Red is based on a graphic novel written by Warren Ellis and Cully Hamner. I’ve not have the opportunity to read it. I’m not sure how those who have came to the conclusion that an amalgam of every bad action movie ever would be better if it was led by a cast of geriatrics. Not that I have anything against the age group, some of my best friends are in that age group. I can understand Robert Schwentke’s desire to direct a cast made up of Helen Mirren, Morgan Freeman, John Malkovich and more. So I’ll forgive him. He is, after all, coming off the nearly universally panned The Time Traveler’s Wive. But it’s slightly more confusing what drew scriptwriters Jon and Erich Hoeber to the project.
The cast is made up of some astounding actors. That can’t be denied. It’s sprinkled with mediocre performances as well (stick to selling weed in the ‘burbs, Mary-Louise Parker), and some of the better talented is restricted by a script that is reminiscent of that viral Chris Klein video showcasing his dialog in Street Fighter). Our heroes are retired CIA agents coded RED (retired and extremely dangerous, an example of the film’s wit) by their former employer. They go on the lam and plan their retaliation.
Parts of the film were inspired by Timor Bekmambetov’s Wanted, although not executed as seemlessly. In other sections, directive style was ignored almost completely. Major characters are willing to sacrifice their lives (and do!) for next to no reason. The crew has mad skills went convenient, and are completely lacking when it’s not. The best example of this is Ms. Mirren’s character who’s meant to be one of the best ‘wet work’ agents in the history of the CIA, meaning she’s good with guns. But for a large span of the films climactic moments, she can’t hit her target twenty yards in front of her while using a stationary machine gun bigger than a Geo.

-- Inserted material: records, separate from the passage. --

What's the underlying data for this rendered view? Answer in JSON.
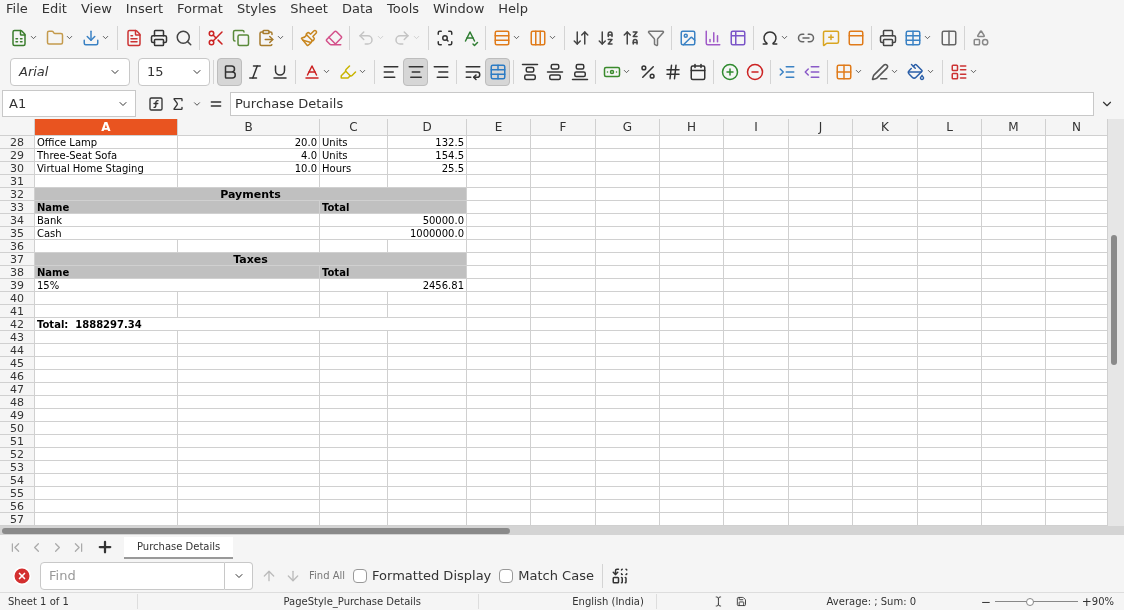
{
  "menu": [
    "File",
    "Edit",
    "View",
    "Insert",
    "Format",
    "Styles",
    "Sheet",
    "Data",
    "Tools",
    "Window",
    "Help"
  ],
  "standard_toolbar": [
    [
      {
        "kind": "new",
        "dropdown": true,
        "disabled": false
      },
      {
        "kind": "open",
        "dropdown": true,
        "disabled": false
      },
      {
        "kind": "save",
        "dropdown": true,
        "disabled": false
      }
    ],
    [
      {
        "kind": "pdf",
        "dropdown": false,
        "disabled": false
      },
      {
        "kind": "print",
        "dropdown": false,
        "disabled": false
      },
      {
        "kind": "preview",
        "dropdown": false,
        "disabled": false
      }
    ],
    [
      {
        "kind": "cut",
        "dropdown": false,
        "disabled": false
      },
      {
        "kind": "copy",
        "dropdown": false,
        "disabled": false
      },
      {
        "kind": "paste",
        "dropdown": true,
        "disabled": false
      }
    ],
    [
      {
        "kind": "clone",
        "dropdown": false,
        "disabled": false
      },
      {
        "kind": "clear",
        "dropdown": false,
        "disabled": false
      }
    ],
    [
      {
        "kind": "undo",
        "dropdown": true,
        "disabled": true
      },
      {
        "kind": "redo",
        "dropdown": true,
        "disabled": true
      }
    ],
    [
      {
        "kind": "find",
        "dropdown": false,
        "disabled": false
      },
      {
        "kind": "spelling",
        "dropdown": false,
        "disabled": false
      }
    ],
    [
      {
        "kind": "rows",
        "dropdown": true,
        "disabled": false
      },
      {
        "kind": "columns",
        "dropdown": true,
        "disabled": false
      }
    ],
    [
      {
        "kind": "sort",
        "dropdown": false,
        "disabled": false
      },
      {
        "kind": "sortasc",
        "dropdown": false,
        "disabled": false
      },
      {
        "kind": "sortdesc",
        "dropdown": false,
        "disabled": false
      },
      {
        "kind": "filter",
        "dropdown": false,
        "disabled": false
      }
    ],
    [
      {
        "kind": "image",
        "dropdown": false,
        "disabled": false
      },
      {
        "kind": "chart",
        "dropdown": false,
        "disabled": false
      },
      {
        "kind": "pivot",
        "dropdown": false,
        "disabled": false
      }
    ],
    [
      {
        "kind": "special",
        "dropdown": true,
        "disabled": false
      },
      {
        "kind": "link",
        "dropdown": false,
        "disabled": false
      },
      {
        "kind": "comment",
        "dropdown": false,
        "disabled": false
      },
      {
        "kind": "header",
        "dropdown": false,
        "disabled": false
      }
    ],
    [
      {
        "kind": "printrange",
        "dropdown": false,
        "disabled": false
      },
      {
        "kind": "freeze",
        "dropdown": true,
        "disabled": false
      },
      {
        "kind": "split",
        "dropdown": false,
        "disabled": false
      }
    ],
    [
      {
        "kind": "shapes",
        "dropdown": false,
        "disabled": false
      }
    ]
  ],
  "font_name": "Arial",
  "font_size": "15",
  "format_toolbar": [
    [
      {
        "kind": "bold",
        "dropdown": false,
        "on": true
      },
      {
        "kind": "italic",
        "dropdown": false,
        "on": false
      },
      {
        "kind": "underline",
        "dropdown": false,
        "on": false
      }
    ],
    [
      {
        "kind": "fontcolor",
        "dropdown": true,
        "on": false
      },
      {
        "kind": "highlight",
        "dropdown": true,
        "on": false
      }
    ],
    [
      {
        "kind": "left",
        "dropdown": false,
        "on": false
      },
      {
        "kind": "center",
        "dropdown": false,
        "on": true
      },
      {
        "kind": "right",
        "dropdown": false,
        "on": false
      }
    ],
    [
      {
        "kind": "wrap",
        "dropdown": false,
        "on": false
      },
      {
        "kind": "merge",
        "dropdown": false,
        "on": true
      }
    ],
    [
      {
        "kind": "top",
        "dropdown": false,
        "on": false
      },
      {
        "kind": "middle",
        "dropdown": false,
        "on": false
      },
      {
        "kind": "bottom",
        "dropdown": false,
        "on": false
      }
    ],
    [
      {
        "kind": "currency",
        "dropdown": true,
        "on": false
      },
      {
        "kind": "percent",
        "dropdown": false,
        "on": false
      },
      {
        "kind": "number",
        "dropdown": false,
        "on": false
      },
      {
        "kind": "date",
        "dropdown": false,
        "on": false
      }
    ],
    [
      {
        "kind": "adddecimal",
        "dropdown": false,
        "on": false
      },
      {
        "kind": "deldecimal",
        "dropdown": false,
        "on": false
      }
    ],
    [
      {
        "kind": "indent",
        "dropdown": false,
        "on": false
      },
      {
        "kind": "outdent",
        "dropdown": false,
        "on": false
      }
    ],
    [
      {
        "kind": "borders",
        "dropdown": true,
        "on": false
      },
      {
        "kind": "borderstyle",
        "dropdown": true,
        "on": false
      },
      {
        "kind": "bordercolor",
        "dropdown": true,
        "on": false
      }
    ],
    [
      {
        "kind": "conditional",
        "dropdown": true,
        "on": false
      }
    ]
  ],
  "name_box": "A1",
  "formula": "Purchase Details",
  "columns": [
    {
      "label": "A",
      "selected": true
    },
    {
      "label": "B",
      "selected": false
    },
    {
      "label": "C",
      "selected": false
    },
    {
      "label": "D",
      "selected": false
    },
    {
      "label": "E",
      "selected": false
    },
    {
      "label": "F",
      "selected": false
    },
    {
      "label": "G",
      "selected": false
    },
    {
      "label": "H",
      "selected": false
    },
    {
      "label": "I",
      "selected": false
    },
    {
      "label": "J",
      "selected": false
    },
    {
      "label": "K",
      "selected": false
    },
    {
      "label": "L",
      "selected": false
    },
    {
      "label": "M",
      "selected": false
    },
    {
      "label": "N",
      "selected": false
    }
  ],
  "rows": [
    {
      "number": "28",
      "kind": "item",
      "cells": [
        "Office Lamp",
        "20.0",
        "Units",
        "132.5"
      ]
    },
    {
      "number": "29",
      "kind": "item",
      "cells": [
        "Three-Seat Sofa",
        "4.0",
        "Units",
        "154.5"
      ]
    },
    {
      "number": "30",
      "kind": "item",
      "cells": [
        "Virtual Home Staging",
        "10.0",
        "Hours",
        "25.5"
      ]
    },
    {
      "number": "31",
      "kind": "blank"
    },
    {
      "number": "32",
      "kind": "section",
      "title": "Payments"
    },
    {
      "number": "33",
      "kind": "header",
      "cells": [
        "Name",
        "Total"
      ]
    },
    {
      "number": "34",
      "kind": "entry",
      "cells": [
        "Bank",
        "50000.0"
      ]
    },
    {
      "number": "35",
      "kind": "entry",
      "cells": [
        "Cash",
        "1000000.0"
      ]
    },
    {
      "number": "36",
      "kind": "blank"
    },
    {
      "number": "37",
      "kind": "section",
      "title": "Taxes"
    },
    {
      "number": "38",
      "kind": "header",
      "cells": [
        "Name",
        "Total"
      ]
    },
    {
      "number": "39",
      "kind": "entry",
      "cells": [
        "15%",
        "2456.81"
      ]
    },
    {
      "number": "40",
      "kind": "blank"
    },
    {
      "number": "41",
      "kind": "blank"
    },
    {
      "number": "42",
      "kind": "total",
      "title": "Total:  1888297.34"
    },
    {
      "number": "43",
      "kind": "blank"
    },
    {
      "number": "44",
      "kind": "blank"
    },
    {
      "number": "45",
      "kind": "blank"
    },
    {
      "number": "46",
      "kind": "blank"
    },
    {
      "number": "47",
      "kind": "blank"
    },
    {
      "number": "48",
      "kind": "blank"
    },
    {
      "number": "49",
      "kind": "blank"
    },
    {
      "number": "50",
      "kind": "blank"
    },
    {
      "number": "51",
      "kind": "blank"
    },
    {
      "number": "52",
      "kind": "blank"
    },
    {
      "number": "53",
      "kind": "blank"
    },
    {
      "number": "54",
      "kind": "blank"
    },
    {
      "number": "55",
      "kind": "blank"
    },
    {
      "number": "56",
      "kind": "blank"
    },
    {
      "number": "57",
      "kind": "blank"
    }
  ],
  "sheet_tabs": [
    {
      "label": "Purchase Details",
      "selected": true
    }
  ],
  "find_bar": {
    "placeholder": "Find",
    "find_all": "Find All",
    "options": [
      {
        "label": "Formatted Display",
        "checked": false
      },
      {
        "label": "Match Case",
        "checked": false
      }
    ]
  },
  "status_bar": {
    "sheet": "Sheet 1 of 1",
    "page_style": "PageStyle_Purchase Details",
    "language": "English (India)",
    "summary": "Average: ; Sum: 0",
    "zoom_out": "−",
    "zoom_slider": {
      "level": 0.42
    },
    "zoom_in": "+",
    "zoom": "90%"
  }
}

This, simply put, is not a good movie. But it will still delight others, like the group of senior citizens enjoying their discount at the same screening as me.